#### [Material for this task]
****************

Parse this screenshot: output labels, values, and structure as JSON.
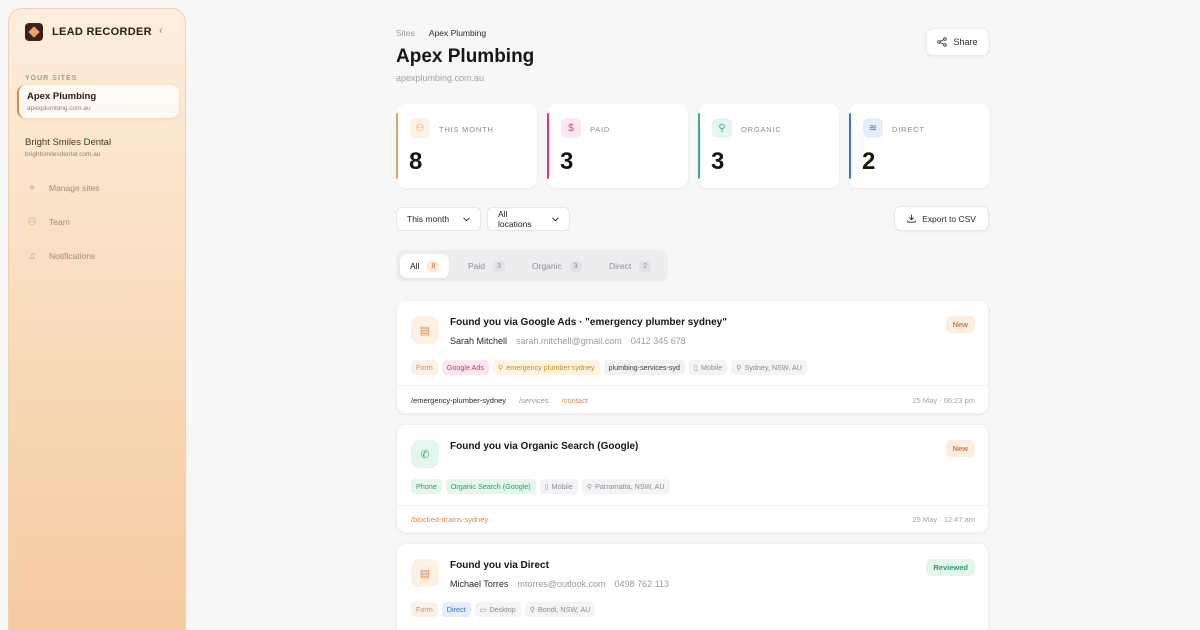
{
  "sidebar": {
    "brand": "LEAD RECORDER",
    "collapse_icon": "‹",
    "section_label": "YOUR SITES",
    "sites": [
      {
        "name": "Apex Plumbing",
        "url": "apexplumbing.com.au"
      },
      {
        "name": "Bright Smiles Dental",
        "url": "brightsmilesdental.com.au"
      }
    ],
    "nav": [
      {
        "label": "Manage sites",
        "icon": "+"
      },
      {
        "label": "Team",
        "icon": "⚇"
      },
      {
        "label": "Notifications",
        "icon": "♫"
      }
    ]
  },
  "header": {
    "crumb_root": "Sites",
    "crumb_current": "Apex Plumbing",
    "title": "Apex Plumbing",
    "url": "apexplumbing.com.au",
    "share_label": "Share"
  },
  "stats": [
    {
      "label": "THIS MONTH",
      "value": "8",
      "color": "#e8a06a",
      "tint": "#fdf1e6",
      "icon": "⚇"
    },
    {
      "label": "PAID",
      "value": "3",
      "color": "#d63b8c",
      "tint": "#fce7f1",
      "icon": "$"
    },
    {
      "label": "ORGANIC",
      "value": "3",
      "color": "#3bb07c",
      "tint": "#e5f6ec",
      "icon": "⚲"
    },
    {
      "label": "DIRECT",
      "value": "2",
      "color": "#3b78d6",
      "tint": "#e6eefc",
      "icon": "≋"
    }
  ],
  "filters": {
    "period": "This month",
    "location": "All locations",
    "export_label": "Export to CSV"
  },
  "tabs": [
    {
      "label": "All",
      "count": "8"
    },
    {
      "label": "Paid",
      "count": "3"
    },
    {
      "label": "Organic",
      "count": "3"
    },
    {
      "label": "Direct",
      "count": "2"
    }
  ],
  "leads": [
    {
      "title": "Found you via Google Ads · \"emergency plumber sydney\"",
      "name": "Sarah Mitchell",
      "email": "sarah.mitchell@gmail.com",
      "phone": "0412 345 678",
      "status": "New",
      "tags": [
        "Form",
        "Google Ads",
        "emergency plumber sydney",
        "plumbing-services-syd",
        "Mobile",
        "Sydney, NSW, AU"
      ],
      "paths": [
        "/emergency-plumber-sydney",
        "/services",
        "/contact"
      ],
      "time": "25 May · 06:23 pm"
    },
    {
      "title": "Found you via Organic Search (Google)",
      "status": "New",
      "tags": [
        "Phone",
        "Organic Search (Google)",
        "Mobile",
        "Parramatta, NSW, AU"
      ],
      "paths": [
        "/blocked-drains-sydney"
      ],
      "time": "25 May · 12:47 am"
    },
    {
      "title": "Found you via Direct",
      "name": "Michael Torres",
      "email": "mtorres@outlook.com",
      "phone": "0498 762 113",
      "status": "Reviewed",
      "tags": [
        "Form",
        "Direct",
        "Desktop",
        "Bondi, NSW, AU"
      ]
    }
  ]
}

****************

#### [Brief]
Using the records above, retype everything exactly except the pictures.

#### [Answer to the problem]
Parse this screenshot: output labels, values, and structure as JSON.
{
  "sidebar": {
    "brand": "LEAD RECORDER",
    "collapse_icon": "‹",
    "section_label": "YOUR SITES",
    "sites": [
      {
        "name": "Apex Plumbing",
        "url": "apexplumbing.com.au"
      },
      {
        "name": "Bright Smiles Dental",
        "url": "brightsmilesdental.com.au"
      }
    ],
    "nav": [
      {
        "label": "Manage sites",
        "icon": "+"
      },
      {
        "label": "Team",
        "icon": "⚇"
      },
      {
        "label": "Notifications",
        "icon": "♫"
      }
    ]
  },
  "header": {
    "crumb_root": "Sites",
    "crumb_current": "Apex Plumbing",
    "title": "Apex Plumbing",
    "url": "apexplumbing.com.au",
    "share_label": "Share"
  },
  "stats": [
    {
      "label": "THIS MONTH",
      "value": "8",
      "color": "#e8a06a",
      "tint": "#fdf1e6",
      "icon": "⚇"
    },
    {
      "label": "PAID",
      "value": "3",
      "color": "#d63b8c",
      "tint": "#fce7f1",
      "icon": "$"
    },
    {
      "label": "ORGANIC",
      "value": "3",
      "color": "#3bb07c",
      "tint": "#e5f6ec",
      "icon": "⚲"
    },
    {
      "label": "DIRECT",
      "value": "2",
      "color": "#3b78d6",
      "tint": "#e6eefc",
      "icon": "≋"
    }
  ],
  "filters": {
    "period": "This month",
    "location": "All locations",
    "export_label": "Export to CSV"
  },
  "tabs": [
    {
      "label": "All",
      "count": "8"
    },
    {
      "label": "Paid",
      "count": "3"
    },
    {
      "label": "Organic",
      "count": "3"
    },
    {
      "label": "Direct",
      "count": "2"
    }
  ],
  "leads": [
    {
      "title": "Found you via Google Ads · \"emergency plumber sydney\"",
      "name": "Sarah Mitchell",
      "email": "sarah.mitchell@gmail.com",
      "phone": "0412 345 678",
      "status": "New",
      "tags": [
        "Form",
        "Google Ads",
        "emergency plumber sydney",
        "plumbing-services-syd",
        "Mobile",
        "Sydney, NSW, AU"
      ],
      "paths": [
        "/emergency-plumber-sydney",
        "/services",
        "/contact"
      ],
      "time": "25 May · 06:23 pm"
    },
    {
      "title": "Found you via Organic Search (Google)",
      "status": "New",
      "tags": [
        "Phone",
        "Organic Search (Google)",
        "Mobile",
        "Parramatta, NSW, AU"
      ],
      "paths": [
        "/blocked-drains-sydney"
      ],
      "time": "25 May · 12:47 am"
    },
    {
      "title": "Found you via Direct",
      "name": "Michael Torres",
      "email": "mtorres@outlook.com",
      "phone": "0498 762 113",
      "status": "Reviewed",
      "tags": [
        "Form",
        "Direct",
        "Desktop",
        "Bondi, NSW, AU"
      ]
    }
  ]
}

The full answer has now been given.